  • 10. Example of highlights section (for a fictitious drug).
  • 11. Highlights does not include all the information necessary to use a drug safely and effectively. For this reason, it is prefaced with a limitations statement that reads, "These highlights do not include all the information needed to use drug X safely and effectively. See full prescribing information for drug X. "

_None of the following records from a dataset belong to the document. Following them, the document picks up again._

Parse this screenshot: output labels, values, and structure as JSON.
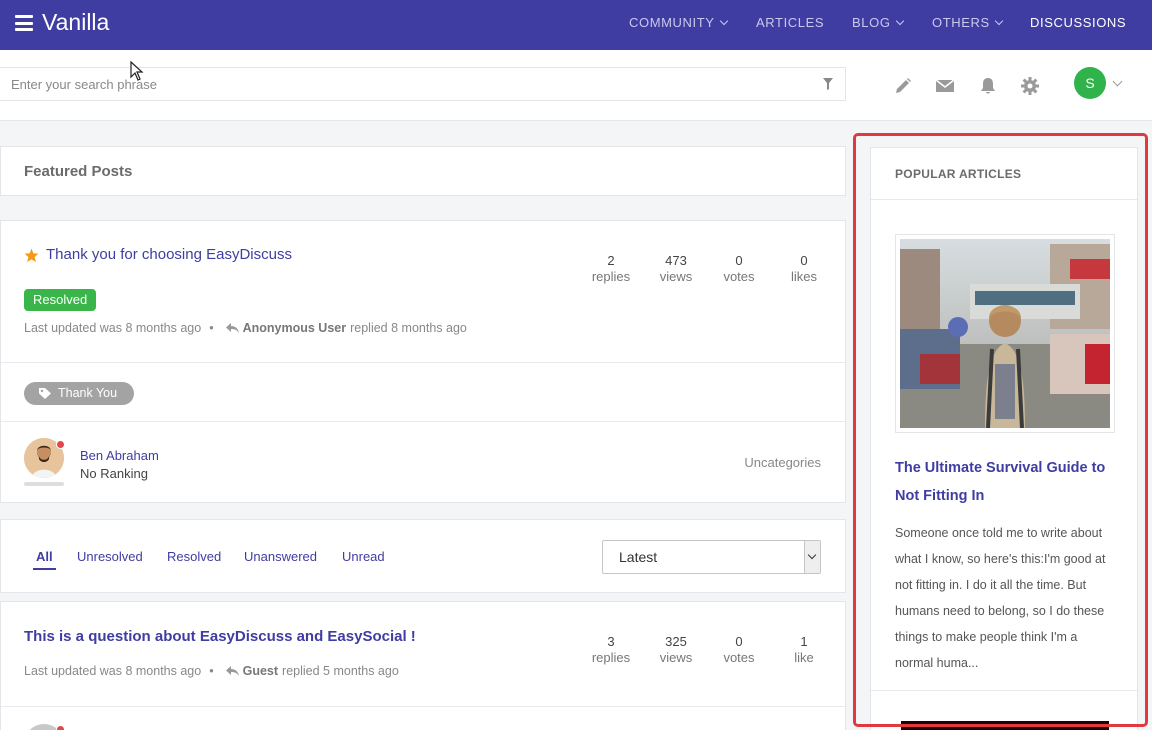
{
  "nav": {
    "brand": "Vanilla",
    "items": [
      {
        "label": "COMMUNITY",
        "has_caret": true
      },
      {
        "label": "ARTICLES",
        "has_caret": false
      },
      {
        "label": "BLOG",
        "has_caret": true
      },
      {
        "label": "OTHERS",
        "has_caret": true
      },
      {
        "label": "DISCUSSIONS",
        "has_caret": false,
        "active": true
      }
    ]
  },
  "toolbar": {
    "search_placeholder": "Enter your search phrase",
    "icons": [
      "pencil-icon",
      "envelope-icon",
      "bell-icon",
      "gear-icon"
    ],
    "user_initial": "S",
    "user_color": "#2fb34a"
  },
  "featured": {
    "heading": "Featured Posts",
    "post": {
      "title": "Thank you for choosing EasyDiscuss",
      "badge": "Resolved",
      "meta_prefix": "Last updated was 8 months ago",
      "bullet": "•",
      "replier": "Anonymous User",
      "meta_suffix": "replied 8 months ago",
      "stats": [
        {
          "value": "2",
          "label": "replies"
        },
        {
          "value": "473",
          "label": "views"
        },
        {
          "value": "0",
          "label": "votes"
        },
        {
          "value": "0",
          "label": "likes"
        }
      ],
      "tag": "Thank You",
      "author_name": "Ben Abraham",
      "author_rank": "No Ranking",
      "category": "Uncategories"
    }
  },
  "filters": {
    "tabs": [
      "All",
      "Unresolved",
      "Resolved",
      "Unanswered",
      "Unread"
    ],
    "active_tab": "All",
    "sort_value": "Latest"
  },
  "posts": [
    {
      "title": "This is a question about EasyDiscuss and EasySocial !",
      "meta_prefix": "Last updated was 8 months ago",
      "bullet": "•",
      "replier": "Guest",
      "meta_suffix": "replied 5 months ago",
      "stats": [
        {
          "value": "3",
          "label": "replies"
        },
        {
          "value": "325",
          "label": "views"
        },
        {
          "value": "0",
          "label": "votes"
        },
        {
          "value": "1",
          "label": "like"
        }
      ]
    }
  ],
  "sidebar": {
    "heading": "POPULAR ARTICLES",
    "article": {
      "title": "The Ultimate Survival Guide to Not Fitting In",
      "excerpt": "Someone once told me to write about what I know, so here's this:I'm good at not fitting in. I do it all the time. But humans need to belong, so I do these things to make people think I'm a normal huma..."
    }
  },
  "colors": {
    "nav_bg": "#3f3da2",
    "link": "#3f3da2",
    "resolved": "#3ab54a",
    "highlight": "#e0393e"
  }
}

  • 12. Product Names and Date of Initial FDA Approval. The listing of other names for the product can be important to avoid confusion. The date of approval provides context on the relative newness of a product, since there may be limited clinical information about a new product compared with one that has been on the market for some time. Boxed Warning. Many drug product labels contain a boxed warning, often referred to by health care practitioners as a black-box warning, to emphasize certain risks. The boxed warning that appears in the highlights section may be a condensed version of the complete boxed warning in the FPI and is limited to 20 lines.[1] Cross-references maybe made to additional safety information in the FPI. Recent Major Changes. Changes that have been made to certain sections of the FPI are listed. Marginal notations appear in the corresponding sections of the FPI to indicate where the changes occurred. Indications and Usage. Listed are the indications for use of a drug, the major limitations to use, the pharmacologic class, and the mechanism of action.

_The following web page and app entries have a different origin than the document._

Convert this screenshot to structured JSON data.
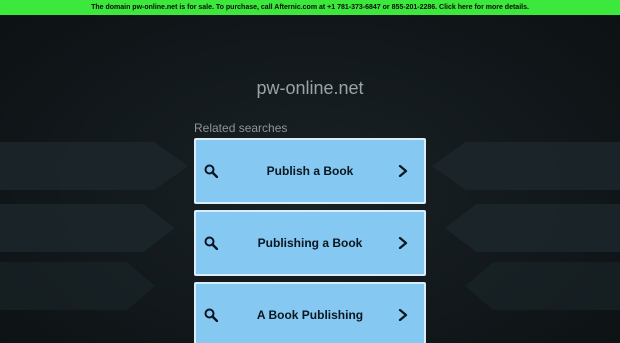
{
  "banner": {
    "text": "The domain pw-online.net is for sale. To purchase, call Afternic.com at +1 781-373-6847 or 855-201-2286. Click here for more details."
  },
  "domain_title": "pw-online.net",
  "related": {
    "label": "Related searches",
    "items": [
      {
        "label": "Publish a Book",
        "icon": "search-icon",
        "arrow": "chevron-right-icon"
      },
      {
        "label": "Publishing a Book",
        "icon": "search-icon",
        "arrow": "chevron-right-icon"
      },
      {
        "label": "A Book Publishing",
        "icon": "search-icon",
        "arrow": "chevron-right-icon"
      }
    ]
  },
  "colors": {
    "banner_bg": "#3be83b",
    "card_bg": "#85c8f2",
    "page_bg": "#0f1417"
  }
}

  • 13. Dosage and administration. The recommended dosage regimen for the given indications is provided, along with the starting dosage, dosage range, whether the drug should be taken with or without food, critical differences among population subsets, monitoring recommendations, and significant clinical pharmacologic information. Dosage Forms and Strengths. The available dosage forms and strengths are detailed. Contraindications. No relative contraindications are listed, only circumstances when the drug should absolutely not be used. The contraindications statement must be included even if there are no contraindications. Warnings and Precautions. An abbreviated summary of the most clinically significant adverse drug reactions (ADRs), how to monitor them, and how to treat them is provided.

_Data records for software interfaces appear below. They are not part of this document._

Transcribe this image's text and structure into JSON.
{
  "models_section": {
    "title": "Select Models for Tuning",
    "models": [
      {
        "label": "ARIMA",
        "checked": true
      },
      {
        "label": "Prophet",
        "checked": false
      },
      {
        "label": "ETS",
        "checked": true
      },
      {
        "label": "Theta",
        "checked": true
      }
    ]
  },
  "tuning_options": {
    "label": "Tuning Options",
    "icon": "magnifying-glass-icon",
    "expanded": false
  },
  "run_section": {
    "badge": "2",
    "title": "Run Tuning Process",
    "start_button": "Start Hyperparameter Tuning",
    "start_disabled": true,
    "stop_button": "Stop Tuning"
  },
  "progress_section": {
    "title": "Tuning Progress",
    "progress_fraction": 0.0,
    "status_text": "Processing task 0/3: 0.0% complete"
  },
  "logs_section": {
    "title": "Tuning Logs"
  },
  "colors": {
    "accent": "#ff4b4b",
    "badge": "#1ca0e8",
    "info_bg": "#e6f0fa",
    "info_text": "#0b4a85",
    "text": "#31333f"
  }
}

  • 14. Adverse Reactions. Listed are the most common ADRs, their frequencies, and how they should be reported to the manufacturer and to FDA. Drug Interactions. The drug interactions are briefly described. Use in Specific Populations. This section, which was previously integrated into the precautions section, summarizes important information about use in specific populations. Patient Counseling Information. The practitioner is reminded of information important to convey to the patient. Contents. The contents section serves as a navigational tool that references all the sections and subsections in the FPI, some of which may not be referenced in highlights (Figure 3). The contents sectional so allows for hyperlinks in electronic formats.
  • 15. Changes in Content. The clinical pharmacology section describes drug-drug interaction study results and alerts practitioners to the extent of particular interactions. The contraindications section now describes only known hazards and no longer includes the statement "allergic to any component of the drug." A contraindication exists only when the risk from use clearly outweighs any possible therapeutic benefit. None is stated when no contraindications are known, and no relative or hypothetical contraindications are listed. The order in which contraindications are listed is based on their likelihood and the size of the population affected. The warni